----- Data excerpts

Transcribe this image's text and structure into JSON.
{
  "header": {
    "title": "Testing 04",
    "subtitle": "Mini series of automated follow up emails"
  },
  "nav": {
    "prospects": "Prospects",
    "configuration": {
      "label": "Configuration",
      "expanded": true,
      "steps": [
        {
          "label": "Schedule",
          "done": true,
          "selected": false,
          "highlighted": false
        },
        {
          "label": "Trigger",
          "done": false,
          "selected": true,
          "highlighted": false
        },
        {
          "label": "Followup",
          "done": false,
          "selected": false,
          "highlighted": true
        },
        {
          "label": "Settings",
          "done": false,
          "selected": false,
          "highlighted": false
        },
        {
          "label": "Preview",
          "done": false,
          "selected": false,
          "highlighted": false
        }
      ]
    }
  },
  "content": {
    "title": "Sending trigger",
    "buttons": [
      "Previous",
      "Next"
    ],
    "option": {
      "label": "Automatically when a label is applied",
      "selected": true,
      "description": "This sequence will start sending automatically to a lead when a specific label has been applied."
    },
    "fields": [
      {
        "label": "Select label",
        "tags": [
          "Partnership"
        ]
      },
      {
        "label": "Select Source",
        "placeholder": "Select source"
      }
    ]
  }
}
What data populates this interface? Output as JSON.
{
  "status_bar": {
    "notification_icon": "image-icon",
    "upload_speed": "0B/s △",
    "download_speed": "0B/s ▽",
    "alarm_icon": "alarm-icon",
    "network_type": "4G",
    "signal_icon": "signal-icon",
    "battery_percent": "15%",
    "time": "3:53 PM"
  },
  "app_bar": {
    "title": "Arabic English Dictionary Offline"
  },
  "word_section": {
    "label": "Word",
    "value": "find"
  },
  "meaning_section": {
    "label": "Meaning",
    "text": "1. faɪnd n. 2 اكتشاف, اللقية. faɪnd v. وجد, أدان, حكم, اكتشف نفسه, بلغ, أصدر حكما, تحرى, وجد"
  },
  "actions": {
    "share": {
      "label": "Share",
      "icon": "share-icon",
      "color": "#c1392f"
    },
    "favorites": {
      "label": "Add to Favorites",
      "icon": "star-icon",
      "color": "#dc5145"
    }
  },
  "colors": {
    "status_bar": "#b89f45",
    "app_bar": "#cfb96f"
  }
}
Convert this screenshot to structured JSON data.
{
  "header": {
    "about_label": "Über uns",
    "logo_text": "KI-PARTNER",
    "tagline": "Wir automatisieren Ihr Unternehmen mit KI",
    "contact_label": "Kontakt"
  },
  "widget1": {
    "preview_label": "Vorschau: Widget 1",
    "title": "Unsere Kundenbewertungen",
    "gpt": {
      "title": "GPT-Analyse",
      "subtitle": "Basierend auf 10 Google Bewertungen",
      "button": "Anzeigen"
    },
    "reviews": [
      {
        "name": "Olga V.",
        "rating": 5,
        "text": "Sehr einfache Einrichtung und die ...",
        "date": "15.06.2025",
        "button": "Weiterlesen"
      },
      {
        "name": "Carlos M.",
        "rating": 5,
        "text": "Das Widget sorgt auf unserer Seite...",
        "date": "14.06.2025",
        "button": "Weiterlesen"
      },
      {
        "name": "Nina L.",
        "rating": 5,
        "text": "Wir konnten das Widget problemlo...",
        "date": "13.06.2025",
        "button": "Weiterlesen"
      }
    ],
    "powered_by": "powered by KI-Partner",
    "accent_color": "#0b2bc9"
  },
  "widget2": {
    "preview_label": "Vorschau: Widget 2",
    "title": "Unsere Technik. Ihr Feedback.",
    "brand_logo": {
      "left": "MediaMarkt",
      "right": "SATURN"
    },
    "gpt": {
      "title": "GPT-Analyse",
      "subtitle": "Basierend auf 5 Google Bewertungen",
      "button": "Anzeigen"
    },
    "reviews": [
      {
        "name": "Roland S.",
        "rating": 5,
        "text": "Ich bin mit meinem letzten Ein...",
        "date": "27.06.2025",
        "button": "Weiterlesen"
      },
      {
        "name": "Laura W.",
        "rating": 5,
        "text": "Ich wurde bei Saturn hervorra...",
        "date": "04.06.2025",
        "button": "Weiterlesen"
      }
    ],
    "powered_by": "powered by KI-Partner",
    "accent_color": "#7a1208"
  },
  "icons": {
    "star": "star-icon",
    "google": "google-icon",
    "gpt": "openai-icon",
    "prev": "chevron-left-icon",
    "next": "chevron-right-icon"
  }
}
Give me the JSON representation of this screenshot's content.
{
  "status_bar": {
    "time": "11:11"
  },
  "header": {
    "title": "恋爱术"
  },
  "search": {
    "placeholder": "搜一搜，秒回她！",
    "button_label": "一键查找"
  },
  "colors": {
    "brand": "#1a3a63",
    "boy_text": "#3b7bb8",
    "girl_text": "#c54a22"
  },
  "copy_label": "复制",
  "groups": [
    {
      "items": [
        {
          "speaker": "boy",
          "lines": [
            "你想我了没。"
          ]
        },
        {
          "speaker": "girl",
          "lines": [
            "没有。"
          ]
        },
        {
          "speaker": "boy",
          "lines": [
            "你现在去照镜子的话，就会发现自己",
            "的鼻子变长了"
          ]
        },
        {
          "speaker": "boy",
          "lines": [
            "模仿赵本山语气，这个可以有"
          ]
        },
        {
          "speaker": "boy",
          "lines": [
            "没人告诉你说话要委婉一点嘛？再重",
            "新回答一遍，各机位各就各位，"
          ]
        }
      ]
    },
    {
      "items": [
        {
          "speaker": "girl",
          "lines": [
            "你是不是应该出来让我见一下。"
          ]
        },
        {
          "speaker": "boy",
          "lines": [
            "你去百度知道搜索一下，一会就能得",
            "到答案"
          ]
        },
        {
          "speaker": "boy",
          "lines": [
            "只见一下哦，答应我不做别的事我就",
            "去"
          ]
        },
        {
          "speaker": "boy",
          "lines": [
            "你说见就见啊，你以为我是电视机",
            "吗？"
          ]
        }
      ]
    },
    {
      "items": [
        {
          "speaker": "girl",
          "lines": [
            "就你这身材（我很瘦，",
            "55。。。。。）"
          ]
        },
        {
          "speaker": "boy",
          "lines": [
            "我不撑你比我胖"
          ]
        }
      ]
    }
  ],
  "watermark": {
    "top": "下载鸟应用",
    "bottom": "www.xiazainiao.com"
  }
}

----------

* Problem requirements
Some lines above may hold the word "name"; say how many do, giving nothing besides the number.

* Answer to the exercise
5